Right, enough of this gloom. All together now, we are going to say 'let's stay cheerful for the rest of this column, whatever happens'.
Well, you must admit it was good news during the week that a new type of pharmaco-genetic test could improve lives and save the NHS£30,000 per patient.
And what about the votes of Unison members, the Royal College of Nursing too, 700,000 health workers in all, to accept a three-year 8 per cent pay deal at a time when inflation has been rising and could get worse? That is a grown-up result and must ease fears of an inflationary mentality taking root again.
Not cheerful enough for you? Well, let's ignore the latest decline in NHS dentistry for a moment, the equivalent of 3,674 patients lost each day. How about that£2bn surplus among NHS hospital trusts in the year just ended? That must surely brighten your day.
No? It doesn't do much for the NHS unions, or for the opposition parties at Westminster, though I can't quite see why. Everyone was alarmed and depressed when the system was heavily in deficit, so surely we should be pleased Patricia Hewitt's nasty medicine has turned things round?
I understand the arguments. The Conservative spokesman, Andrew Lansley, protested that wards and hospitals were closed in the Labour years and training budgets slashed, producing a "boom and bust" atmosphere. But whose fault is that, I wonder? It sounds local, not Whitehall, to me.
More intriguing are the heavy hints that trusts, both foundation and standard variety, have squirrelled away surplus cash, for instance by paying tax and national insurance bills in advance, to hide money from a Treasury which may want to take it back.

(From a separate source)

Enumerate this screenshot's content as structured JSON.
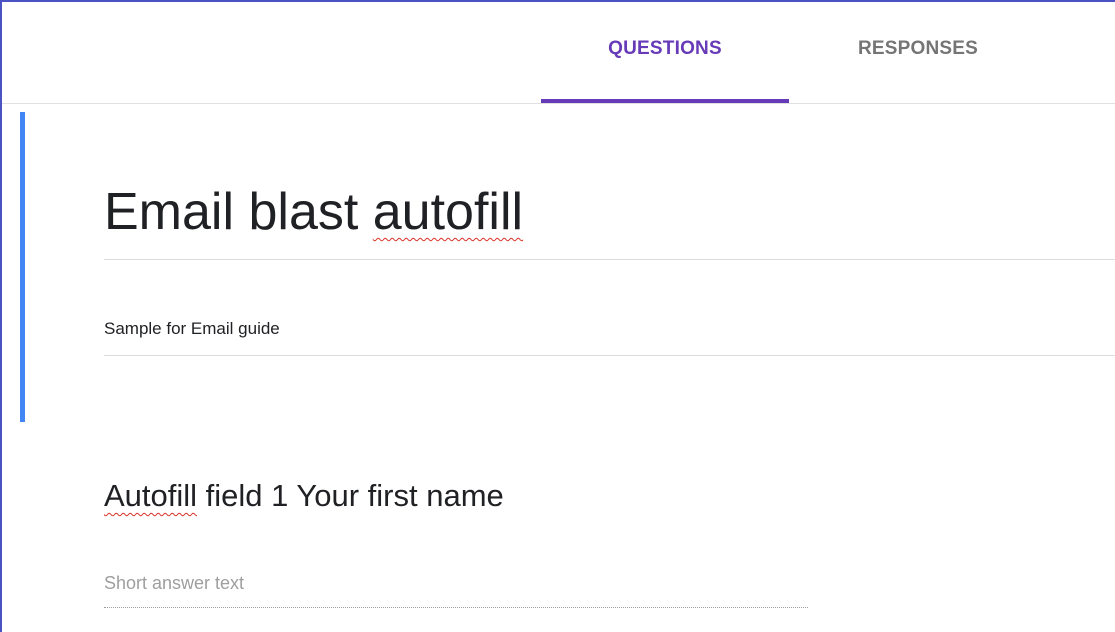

Admittedly, Alistair Darling is short of a few bob as the economy dips (and is reported to be putting full VAT on the cost of employing agency doctors). Such a claw-back must not be allowed: as NHS finance director David Flory told reporters, the whole point is to give trusts headroom and the confidence to plan. If the Treasury tries it on, NHS managers will just have to whinge loudly, like those under-taxed non-dom millionaires.
The sun is still shining on my keyboard, so I hope you are in good spirits in mid-column. There is a small cloud hovering in the shape of health minister Ben Bradshaw's midweek announcement that when new rules come into force in October seriously failing hospitals could be handed over to private management under franchise.
That upset the health unions, left-wing Labour MPs like John McDonnell and Ian Gibson, and the British Medical Association too. It is a wonderful media word, "could". Only the other day the Daily Beast reported that cocoa could be good for your heart without reporting that the right kind of cocoa is not on the market or that Mars sponsored the research. So when I read that private firms "could" take over a hospital, I think "yeah, right, but they probably won't", especially not as everyone was quick to point out that Secta, a group of consultants, made such a poor fist of its takeover of the Good Hope hospital which serves 450,000 people in Sutton Coldfield and North Birmingham. Its deficit shot up and the hospital was taken over by Heart of England, a foundation trust.
All the same, what is the harm in the option? The usual suspects cry "privatisation", which it is not, not really. It is there to concentrate minds. After all, 30 trusts out of 290 are responsible for almost half the cases of MRSA, more than half the 18-week waits. Local, not Whitehall, again, eh?
And as a general rule any policy opposed by Unison, the Campaign group of MPs and the BMA can't be all bad.
I have left until last the King's Fund's warning against over-reliance on the "big building" model of polyclinics which may emerge from Lord Darzi's review of GP services. I have a lot of time for King's Fund research and it goes without saying His Lordship is the Mother Theresa of UK healthcare.
So a sombre warning about costs, accessibility to centralised services in rural areas, even quality of care, must be good news. And didn't Darzi promise us no one model will be imposed? Good news too, I'd say. Chin up.